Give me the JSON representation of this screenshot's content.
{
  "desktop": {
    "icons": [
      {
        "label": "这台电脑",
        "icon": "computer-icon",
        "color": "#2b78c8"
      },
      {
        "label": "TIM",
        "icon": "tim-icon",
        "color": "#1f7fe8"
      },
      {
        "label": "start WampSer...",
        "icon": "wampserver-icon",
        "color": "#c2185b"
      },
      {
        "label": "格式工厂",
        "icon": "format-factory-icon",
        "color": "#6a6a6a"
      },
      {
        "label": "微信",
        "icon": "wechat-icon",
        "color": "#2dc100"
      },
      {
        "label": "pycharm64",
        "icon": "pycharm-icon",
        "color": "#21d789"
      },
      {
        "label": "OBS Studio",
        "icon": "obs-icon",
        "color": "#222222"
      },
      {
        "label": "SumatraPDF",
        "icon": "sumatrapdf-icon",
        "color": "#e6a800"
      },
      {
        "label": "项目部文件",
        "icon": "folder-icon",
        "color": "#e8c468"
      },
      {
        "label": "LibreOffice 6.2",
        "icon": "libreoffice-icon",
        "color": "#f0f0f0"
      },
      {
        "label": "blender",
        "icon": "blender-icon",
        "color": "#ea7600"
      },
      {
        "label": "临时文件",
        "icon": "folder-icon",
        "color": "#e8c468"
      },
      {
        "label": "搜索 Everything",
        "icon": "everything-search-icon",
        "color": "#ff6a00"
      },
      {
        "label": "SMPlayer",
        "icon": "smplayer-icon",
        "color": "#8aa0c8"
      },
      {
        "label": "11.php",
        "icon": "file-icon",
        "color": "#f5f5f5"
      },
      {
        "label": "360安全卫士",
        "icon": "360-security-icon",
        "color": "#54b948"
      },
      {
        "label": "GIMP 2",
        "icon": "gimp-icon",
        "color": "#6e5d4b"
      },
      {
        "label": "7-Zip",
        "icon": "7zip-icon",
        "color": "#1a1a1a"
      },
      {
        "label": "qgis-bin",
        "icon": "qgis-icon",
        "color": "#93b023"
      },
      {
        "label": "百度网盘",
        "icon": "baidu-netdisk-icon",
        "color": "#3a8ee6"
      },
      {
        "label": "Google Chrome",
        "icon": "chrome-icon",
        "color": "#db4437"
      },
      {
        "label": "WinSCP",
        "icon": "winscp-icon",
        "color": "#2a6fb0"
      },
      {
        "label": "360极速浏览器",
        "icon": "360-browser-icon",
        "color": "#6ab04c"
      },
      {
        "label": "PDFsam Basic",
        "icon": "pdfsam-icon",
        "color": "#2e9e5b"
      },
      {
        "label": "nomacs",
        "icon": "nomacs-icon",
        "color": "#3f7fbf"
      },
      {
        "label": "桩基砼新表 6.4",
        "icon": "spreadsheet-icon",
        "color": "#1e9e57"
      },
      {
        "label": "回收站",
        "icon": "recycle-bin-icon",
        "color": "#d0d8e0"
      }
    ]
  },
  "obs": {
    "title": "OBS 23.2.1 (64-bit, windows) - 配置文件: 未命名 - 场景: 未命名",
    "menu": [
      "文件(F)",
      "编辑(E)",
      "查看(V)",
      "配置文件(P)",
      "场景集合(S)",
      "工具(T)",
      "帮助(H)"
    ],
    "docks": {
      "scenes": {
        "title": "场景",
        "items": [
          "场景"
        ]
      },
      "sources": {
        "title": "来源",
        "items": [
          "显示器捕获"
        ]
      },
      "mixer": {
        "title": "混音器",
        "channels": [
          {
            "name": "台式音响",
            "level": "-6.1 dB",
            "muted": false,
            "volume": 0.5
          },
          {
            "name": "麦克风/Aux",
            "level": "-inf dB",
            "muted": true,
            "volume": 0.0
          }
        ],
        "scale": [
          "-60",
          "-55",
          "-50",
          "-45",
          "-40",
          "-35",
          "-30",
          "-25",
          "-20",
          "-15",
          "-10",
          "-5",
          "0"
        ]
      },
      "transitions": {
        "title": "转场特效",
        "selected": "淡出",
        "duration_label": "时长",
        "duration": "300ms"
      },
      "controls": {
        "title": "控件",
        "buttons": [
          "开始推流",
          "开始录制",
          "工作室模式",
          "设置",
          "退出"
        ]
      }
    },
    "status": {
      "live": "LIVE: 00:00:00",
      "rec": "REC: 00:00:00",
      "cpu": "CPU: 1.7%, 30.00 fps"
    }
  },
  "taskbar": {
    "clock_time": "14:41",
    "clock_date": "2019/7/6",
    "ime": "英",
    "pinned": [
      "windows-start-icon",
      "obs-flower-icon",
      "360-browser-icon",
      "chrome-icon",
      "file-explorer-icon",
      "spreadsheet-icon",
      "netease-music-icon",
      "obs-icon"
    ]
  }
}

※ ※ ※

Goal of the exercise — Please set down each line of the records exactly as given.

Worked solution —
Give me the JSON representation of this screenshot's content.
{
  "desktop": {
    "icons": [
      {
        "label": "这台电脑",
        "icon": "computer-icon",
        "color": "#2b78c8"
      },
      {
        "label": "TIM",
        "icon": "tim-icon",
        "color": "#1f7fe8"
      },
      {
        "label": "start WampSer...",
        "icon": "wampserver-icon",
        "color": "#c2185b"
      },
      {
        "label": "格式工厂",
        "icon": "format-factory-icon",
        "color": "#6a6a6a"
      },
      {
        "label": "微信",
        "icon": "wechat-icon",
        "color": "#2dc100"
      },
      {
        "label": "pycharm64",
        "icon": "pycharm-icon",
        "color": "#21d789"
      },
      {
        "label": "OBS Studio",
        "icon": "obs-icon",
        "color": "#222222"
      },
      {
        "label": "SumatraPDF",
        "icon": "sumatrapdf-icon",
        "color": "#e6a800"
      },
      {
        "label": "项目部文件",
        "icon": "folder-icon",
        "color": "#e8c468"
      },
      {
        "label": "LibreOffice 6.2",
        "icon": "libreoffice-icon",
        "color": "#f0f0f0"
      },
      {
        "label": "blender",
        "icon": "blender-icon",
        "color": "#ea7600"
      },
      {
        "label": "临时文件",
        "icon": "folder-icon",
        "color": "#e8c468"
      },
      {
        "label": "搜索 Everything",
        "icon": "everything-search-icon",
        "color": "#ff6a00"
      },
      {
        "label": "SMPlayer",
        "icon": "smplayer-icon",
        "color": "#8aa0c8"
      },
      {
        "label": "11.php",
        "icon": "file-icon",
        "color": "#f5f5f5"
      },
      {
        "label": "360安全卫士",
        "icon": "360-security-icon",
        "color": "#54b948"
      },
      {
        "label": "GIMP 2",
        "icon": "gimp-icon",
        "color": "#6e5d4b"
      },
      {
        "label": "7-Zip",
        "icon": "7zip-icon",
        "color": "#1a1a1a"
      },
      {
        "label": "qgis-bin",
        "icon": "qgis-icon",
        "color": "#93b023"
      },
      {
        "label": "百度网盘",
        "icon": "baidu-netdisk-icon",
        "color": "#3a8ee6"
      },
      {
        "label": "Google Chrome",
        "icon": "chrome-icon",
        "color": "#db4437"
      },
      {
        "label": "WinSCP",
        "icon": "winscp-icon",
        "color": "#2a6fb0"
      },
      {
        "label": "360极速浏览器",
        "icon": "360-browser-icon",
        "color": "#6ab04c"
      },
      {
        "label": "PDFsam Basic",
        "icon": "pdfsam-icon",
        "color": "#2e9e5b"
      },
      {
        "label": "nomacs",
        "icon": "nomacs-icon",
        "color": "#3f7fbf"
      },
      {
        "label": "桩基砼新表 6.4",
        "icon": "spreadsheet-icon",
        "color": "#1e9e57"
      },
      {
        "label": "回收站",
        "icon": "recycle-bin-icon",
        "color": "#d0d8e0"
      }
    ]
  },
  "obs": {
    "title": "OBS 23.2.1 (64-bit, windows) - 配置文件: 未命名 - 场景: 未命名",
    "menu": [
      "文件(F)",
      "编辑(E)",
      "查看(V)",
      "配置文件(P)",
      "场景集合(S)",
      "工具(T)",
      "帮助(H)"
    ],
    "docks": {
      "scenes": {
        "title": "场景",
        "items": [
          "场景"
        ]
      },
      "sources": {
        "title": "来源",
        "items": [
          "显示器捕获"
        ]
      },
      "mixer": {
        "title": "混音器",
        "channels": [
          {
            "name": "台式音响",
            "level": "-6.1 dB",
            "muted": false,
            "volume": 0.5
          },
          {
            "name": "麦克风/Aux",
            "level": "-inf dB",
            "muted": true,
            "volume": 0.0
          }
        ],
        "scale": [
          "-60",
          "-55",
          "-50",
          "-45",
          "-40",
          "-35",
          "-30",
          "-25",
          "-20",
          "-15",
          "-10",
          "-5",
          "0"
        ]
      },
      "transitions": {
        "title": "转场特效",
        "selected": "淡出",
        "duration_label": "时长",
        "duration": "300ms"
      },
      "controls": {
        "title": "控件",
        "buttons": [
          "开始推流",
          "开始录制",
          "工作室模式",
          "设置",
          "退出"
        ]
      }
    },
    "status": {
      "live": "LIVE: 00:00:00",
      "rec": "REC: 00:00:00",
      "cpu": "CPU: 1.7%, 30.00 fps"
    }
  },
  "taskbar": {
    "clock_time": "14:41",
    "clock_date": "2019/7/6",
    "ime": "英",
    "pinned": [
      "windows-start-icon",
      "obs-flower-icon",
      "360-browser-icon",
      "chrome-icon",
      "file-explorer-icon",
      "spreadsheet-icon",
      "netease-music-icon",
      "obs-icon"
    ]
  }
}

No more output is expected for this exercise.